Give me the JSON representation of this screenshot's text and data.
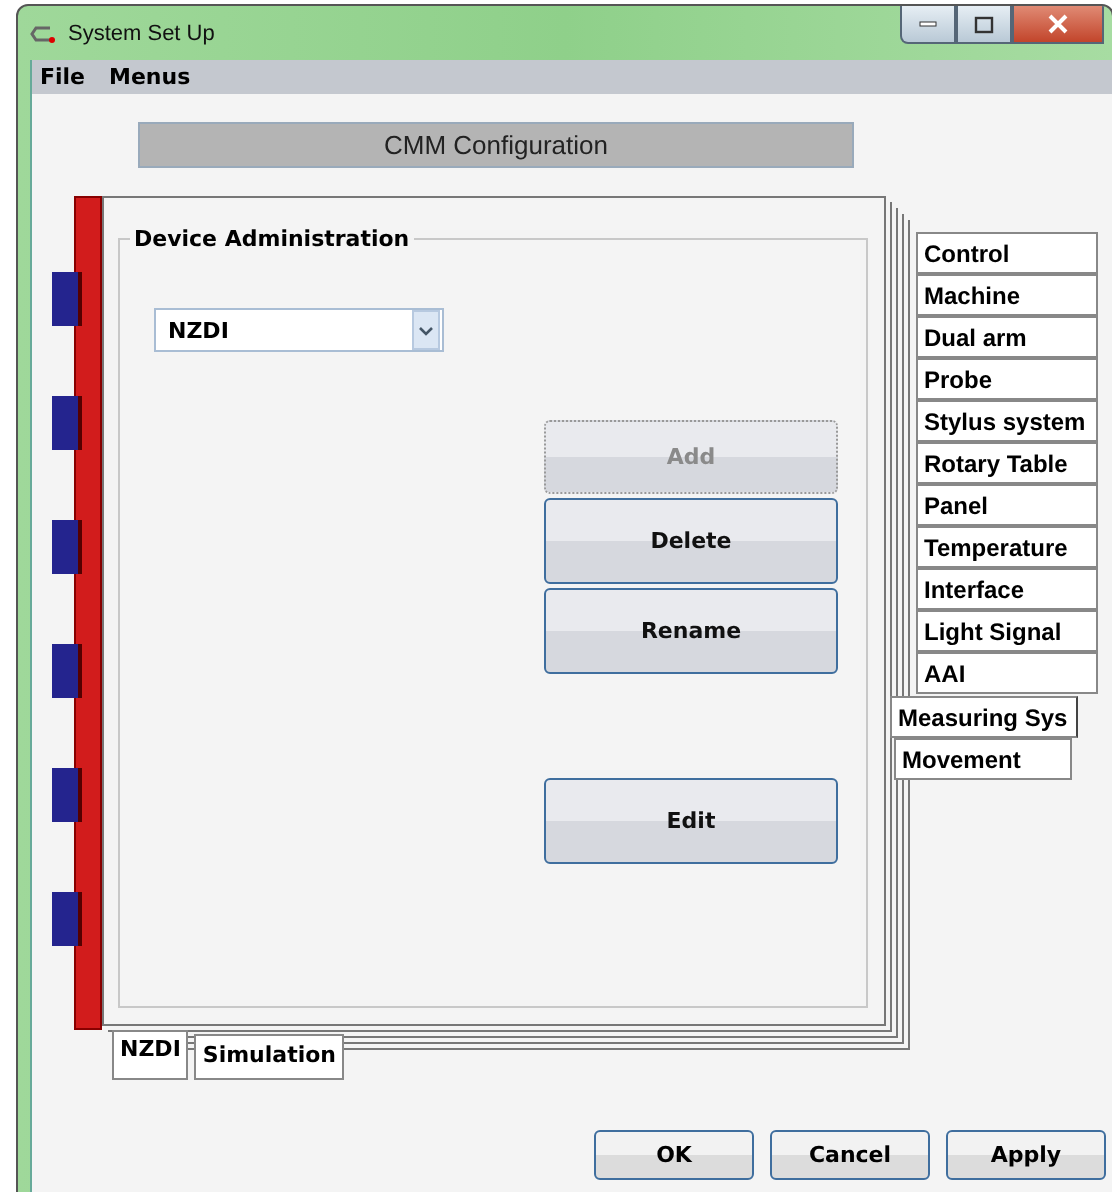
{
  "window": {
    "title": "System Set Up"
  },
  "menu": [
    "File",
    "Menus"
  ],
  "header": "CMM Configuration",
  "right_tabs": [
    {
      "label": "Control",
      "selected": false,
      "kind": "back"
    },
    {
      "label": "Machine",
      "selected": false,
      "kind": "back"
    },
    {
      "label": "Dual arm",
      "selected": false,
      "kind": "back"
    },
    {
      "label": "Probe",
      "selected": false,
      "kind": "back"
    },
    {
      "label": "Stylus system",
      "selected": false,
      "kind": "back"
    },
    {
      "label": "Rotary Table",
      "selected": false,
      "kind": "back"
    },
    {
      "label": "Panel",
      "selected": false,
      "kind": "back"
    },
    {
      "label": "Temperature",
      "selected": false,
      "kind": "back"
    },
    {
      "label": "Interface",
      "selected": false,
      "kind": "back"
    },
    {
      "label": "Light Signal",
      "selected": false,
      "kind": "back"
    },
    {
      "label": "AAI",
      "selected": false,
      "kind": "back"
    },
    {
      "label": "Measuring Sys",
      "selected": true,
      "kind": "front"
    },
    {
      "label": "Movement",
      "selected": false,
      "kind": "front"
    }
  ],
  "group": {
    "title": "Device Administration",
    "device": {
      "value": "NZDI"
    },
    "buttons": [
      {
        "label": "Add",
        "disabled": true
      },
      {
        "label": "Delete",
        "disabled": false
      },
      {
        "label": "Rename",
        "disabled": false
      },
      {
        "label": "Edit",
        "disabled": false
      }
    ]
  },
  "bottom_tabs": [
    {
      "label": "NZDI",
      "selected": true
    },
    {
      "label": "Simulation",
      "selected": false
    }
  ],
  "dialog_buttons": [
    "OK",
    "Cancel",
    "Apply"
  ]
}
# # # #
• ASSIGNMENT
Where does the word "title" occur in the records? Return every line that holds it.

• ANSWER SPACE
    "title": "System Set Up"
    "title": "Device Administration",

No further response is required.